In the run-up to its IPO later this year, Uber put up a mixed bag in terms of numbers for the last quarter of 2018. Ridership was on the incline and Uber reported $50 billion in total bookings for ridesharing and food delivery for the final quarter of the year. But revenue growth clocked in at only 2 percent between Q3 and Q4 — leading some investors to question the ridesharing firm’s future prospects for profitability in the future.
By the numbers, Uber brought in $11.3 billion — a 43 percent increase from the same time last year. Losses came in at $1.8 billion, which is an improvement over the $2.2 billion in losses reported at the same time in 2017. Uber’s revenue in the fourth quarter reached $3 billion, up 2 percent from the third quarter and a 24 percent increase over the previous year.
Among results Uber was particularly looking to highlight was its growth in ridership — noting that between Q4 2017 and Q4 2018, bookings popped up 45 percent.
“Last year was our strongest yet, and Q4 set another record,” Uber Chief Financial Officer Nelson Chai said in a statement.

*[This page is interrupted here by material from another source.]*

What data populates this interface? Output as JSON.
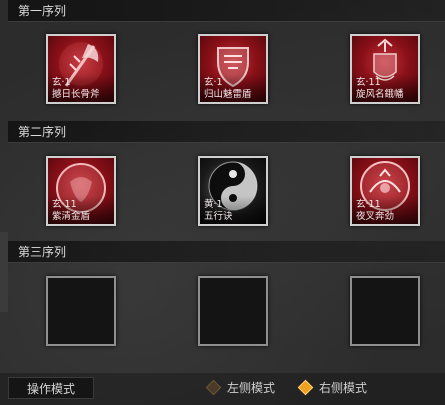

Gross bookings were also up — 11 percent to $14.2 billion. That double-digit increase was reportedly particularly important to watchers, as growth in gross bookings had stalled in the single digits for all of 2018 prior to Q4.
Uber also highlighted the performance of Uber Eats — which now accounts for more than $2.5 billion in bookings quarterly, according to reports.
The challenge for Uber going forward, David Brophy, professor of finance at the University of Michigan’s Ross School of Business, told Reuters, is its losses — which remain incredibly large. This, he noted, gives investors pause around whether or not Uber will ever be able to stop subsidizing some markets enough that it can actually put the firm in the black.
“Uber needs to show it can control costs and can make money, basically provide a strong argument that its business model is not broken and that it can achieve and sustain profitability despite issues with drivers, customers and politicians.”
Uber, post earnings release, was upbeat on its prospects for the most part — and promoting a rather expansive view of the future:
“In 2018, our ridesharing business maintained category leadership in all regions we serve, Uber Freight gained exciting traction in the US, JUMP e-bikes and e-scooters are on the road in over a dozen cities, and we believe Uber Eats became the largest online food delivery business outside of China, based on gross bookings.”